Exercise directions:
Exactness is required throughout. Return every record once more.

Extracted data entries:
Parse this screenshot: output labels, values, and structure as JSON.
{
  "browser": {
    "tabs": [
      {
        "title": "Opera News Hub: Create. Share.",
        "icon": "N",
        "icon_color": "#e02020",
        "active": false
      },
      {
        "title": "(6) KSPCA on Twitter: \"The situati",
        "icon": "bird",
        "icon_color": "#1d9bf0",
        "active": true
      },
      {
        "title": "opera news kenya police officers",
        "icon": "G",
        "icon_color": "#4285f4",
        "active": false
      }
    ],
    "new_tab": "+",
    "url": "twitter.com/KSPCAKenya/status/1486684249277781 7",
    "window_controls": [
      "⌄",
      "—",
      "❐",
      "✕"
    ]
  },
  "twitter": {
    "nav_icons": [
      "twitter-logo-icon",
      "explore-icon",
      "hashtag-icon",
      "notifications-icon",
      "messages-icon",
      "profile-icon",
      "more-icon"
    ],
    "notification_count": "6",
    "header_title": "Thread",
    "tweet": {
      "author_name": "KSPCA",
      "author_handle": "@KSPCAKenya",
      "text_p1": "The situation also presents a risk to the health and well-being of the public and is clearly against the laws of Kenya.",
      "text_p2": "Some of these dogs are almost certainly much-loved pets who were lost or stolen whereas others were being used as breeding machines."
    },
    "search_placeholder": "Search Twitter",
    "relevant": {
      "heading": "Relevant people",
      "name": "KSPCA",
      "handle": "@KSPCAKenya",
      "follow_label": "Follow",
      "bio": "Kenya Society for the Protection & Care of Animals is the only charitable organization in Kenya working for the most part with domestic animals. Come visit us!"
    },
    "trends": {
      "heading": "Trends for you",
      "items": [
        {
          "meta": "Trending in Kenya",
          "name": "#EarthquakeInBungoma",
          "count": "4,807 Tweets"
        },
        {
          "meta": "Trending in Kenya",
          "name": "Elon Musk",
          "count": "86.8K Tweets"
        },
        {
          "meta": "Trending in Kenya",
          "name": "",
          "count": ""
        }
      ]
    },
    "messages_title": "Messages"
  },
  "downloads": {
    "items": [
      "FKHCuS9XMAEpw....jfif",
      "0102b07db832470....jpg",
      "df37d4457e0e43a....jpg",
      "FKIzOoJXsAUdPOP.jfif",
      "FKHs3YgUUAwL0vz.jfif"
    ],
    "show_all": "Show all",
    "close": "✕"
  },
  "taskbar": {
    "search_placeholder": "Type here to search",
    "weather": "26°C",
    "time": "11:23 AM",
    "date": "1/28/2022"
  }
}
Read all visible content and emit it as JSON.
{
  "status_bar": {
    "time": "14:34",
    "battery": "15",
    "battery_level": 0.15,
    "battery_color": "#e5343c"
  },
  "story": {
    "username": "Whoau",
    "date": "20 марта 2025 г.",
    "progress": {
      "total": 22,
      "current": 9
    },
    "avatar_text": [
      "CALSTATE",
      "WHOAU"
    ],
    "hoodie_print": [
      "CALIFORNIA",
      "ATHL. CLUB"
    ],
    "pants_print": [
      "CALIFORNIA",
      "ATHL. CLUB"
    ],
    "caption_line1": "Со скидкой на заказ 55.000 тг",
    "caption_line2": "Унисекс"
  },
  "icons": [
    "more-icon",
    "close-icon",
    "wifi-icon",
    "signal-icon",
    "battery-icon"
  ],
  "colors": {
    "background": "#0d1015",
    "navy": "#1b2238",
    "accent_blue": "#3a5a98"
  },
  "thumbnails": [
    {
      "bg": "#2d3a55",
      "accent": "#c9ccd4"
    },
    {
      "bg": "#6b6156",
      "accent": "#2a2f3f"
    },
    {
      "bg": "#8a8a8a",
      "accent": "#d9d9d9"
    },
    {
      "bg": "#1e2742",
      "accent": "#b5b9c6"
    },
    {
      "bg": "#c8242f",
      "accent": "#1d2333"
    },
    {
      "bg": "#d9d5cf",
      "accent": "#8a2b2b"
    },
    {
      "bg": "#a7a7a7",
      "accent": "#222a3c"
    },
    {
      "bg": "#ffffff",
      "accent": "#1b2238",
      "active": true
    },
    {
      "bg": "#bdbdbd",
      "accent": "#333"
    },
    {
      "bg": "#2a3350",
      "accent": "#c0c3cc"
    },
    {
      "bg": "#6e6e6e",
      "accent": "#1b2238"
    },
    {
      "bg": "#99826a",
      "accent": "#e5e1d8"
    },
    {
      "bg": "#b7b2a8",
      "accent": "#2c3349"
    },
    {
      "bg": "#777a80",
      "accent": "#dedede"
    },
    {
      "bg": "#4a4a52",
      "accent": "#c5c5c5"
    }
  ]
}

Response area:
Parse this screenshot: output labels, values, and structure as JSON.
{
  "browser": {
    "tabs": [
      {
        "title": "Opera News Hub: Create. Share.",
        "icon": "N",
        "icon_color": "#e02020",
        "active": false
      },
      {
        "title": "(6) KSPCA on Twitter: \"The situati",
        "icon": "bird",
        "icon_color": "#1d9bf0",
        "active": true
      },
      {
        "title": "opera news kenya police officers",
        "icon": "G",
        "icon_color": "#4285f4",
        "active": false
      }
    ],
    "new_tab": "+",
    "url": "twitter.com/KSPCAKenya/status/1486684249277781 7",
    "window_controls": [
      "⌄",
      "—",
      "❐",
      "✕"
    ]
  },
  "twitter": {
    "nav_icons": [
      "twitter-logo-icon",
      "explore-icon",
      "hashtag-icon",
      "notifications-icon",
      "messages-icon",
      "profile-icon",
      "more-icon"
    ],
    "notification_count": "6",
    "header_title": "Thread",
    "tweet": {
      "author_name": "KSPCA",
      "author_handle": "@KSPCAKenya",
      "text_p1": "The situation also presents a risk to the health and well-being of the public and is clearly against the laws of Kenya.",
      "text_p2": "Some of these dogs are almost certainly much-loved pets who were lost or stolen whereas others were being used as breeding machines."
    },
    "search_placeholder": "Search Twitter",
    "relevant": {
      "heading": "Relevant people",
      "name": "KSPCA",
      "handle": "@KSPCAKenya",
      "follow_label": "Follow",
      "bio": "Kenya Society for the Protection & Care of Animals is the only charitable organization in Kenya working for the most part with domestic animals. Come visit us!"
    },
    "trends": {
      "heading": "Trends for you",
      "items": [
        {
          "meta": "Trending in Kenya",
          "name": "#EarthquakeInBungoma",
          "count": "4,807 Tweets"
        },
        {
          "meta": "Trending in Kenya",
          "name": "Elon Musk",
          "count": "86.8K Tweets"
        },
        {
          "meta": "Trending in Kenya",
          "name": "",
          "count": ""
        }
      ]
    },
    "messages_title": "Messages"
  },
  "downloads": {
    "items": [
      "FKHCuS9XMAEpw....jfif",
      "0102b07db832470....jpg",
      "df37d4457e0e43a....jpg",
      "FKIzOoJXsAUdPOP.jfif",
      "FKHs3YgUUAwL0vz.jfif"
    ],
    "show_all": "Show all",
    "close": "✕"
  },
  "taskbar": {
    "search_placeholder": "Type here to search",
    "weather": "26°C",
    "time": "11:23 AM",
    "date": "1/28/2022"
  }
}
Read all visible content and emit it as JSON.
{
  "status_bar": {
    "time": "14:34",
    "battery": "15",
    "battery_level": 0.15,
    "battery_color": "#e5343c"
  },
  "story": {
    "username": "Whoau",
    "date": "20 марта 2025 г.",
    "progress": {
      "total": 22,
      "current": 9
    },
    "avatar_text": [
      "CALSTATE",
      "WHOAU"
    ],
    "hoodie_print": [
      "CALIFORNIA",
      "ATHL. CLUB"
    ],
    "pants_print": [
      "CALIFORNIA",
      "ATHL. CLUB"
    ],
    "caption_line1": "Со скидкой на заказ 55.000 тг",
    "caption_line2": "Унисекс"
  },
  "icons": [
    "more-icon",
    "close-icon",
    "wifi-icon",
    "signal-icon",
    "battery-icon"
  ],
  "colors": {
    "background": "#0d1015",
    "navy": "#1b2238",
    "accent_blue": "#3a5a98"
  },
  "thumbnails": [
    {
      "bg": "#2d3a55",
      "accent": "#c9ccd4"
    },
    {
      "bg": "#6b6156",
      "accent": "#2a2f3f"
    },
    {
      "bg": "#8a8a8a",
      "accent": "#d9d9d9"
    },
    {
      "bg": "#1e2742",
      "accent": "#b5b9c6"
    },
    {
      "bg": "#c8242f",
      "accent": "#1d2333"
    },
    {
      "bg": "#d9d5cf",
      "accent": "#8a2b2b"
    },
    {
      "bg": "#a7a7a7",
      "accent": "#222a3c"
    },
    {
      "bg": "#ffffff",
      "accent": "#1b2238",
      "active": true
    },
    {
      "bg": "#bdbdbd",
      "accent": "#333"
    },
    {
      "bg": "#2a3350",
      "accent": "#c0c3cc"
    },
    {
      "bg": "#6e6e6e",
      "accent": "#1b2238"
    },
    {
      "bg": "#99826a",
      "accent": "#e5e1d8"
    },
    {
      "bg": "#b7b2a8",
      "accent": "#2c3349"
    },
    {
      "bg": "#777a80",
      "accent": "#dedede"
    },
    {
      "bg": "#4a4a52",
      "accent": "#c5c5c5"
    }
  ]
}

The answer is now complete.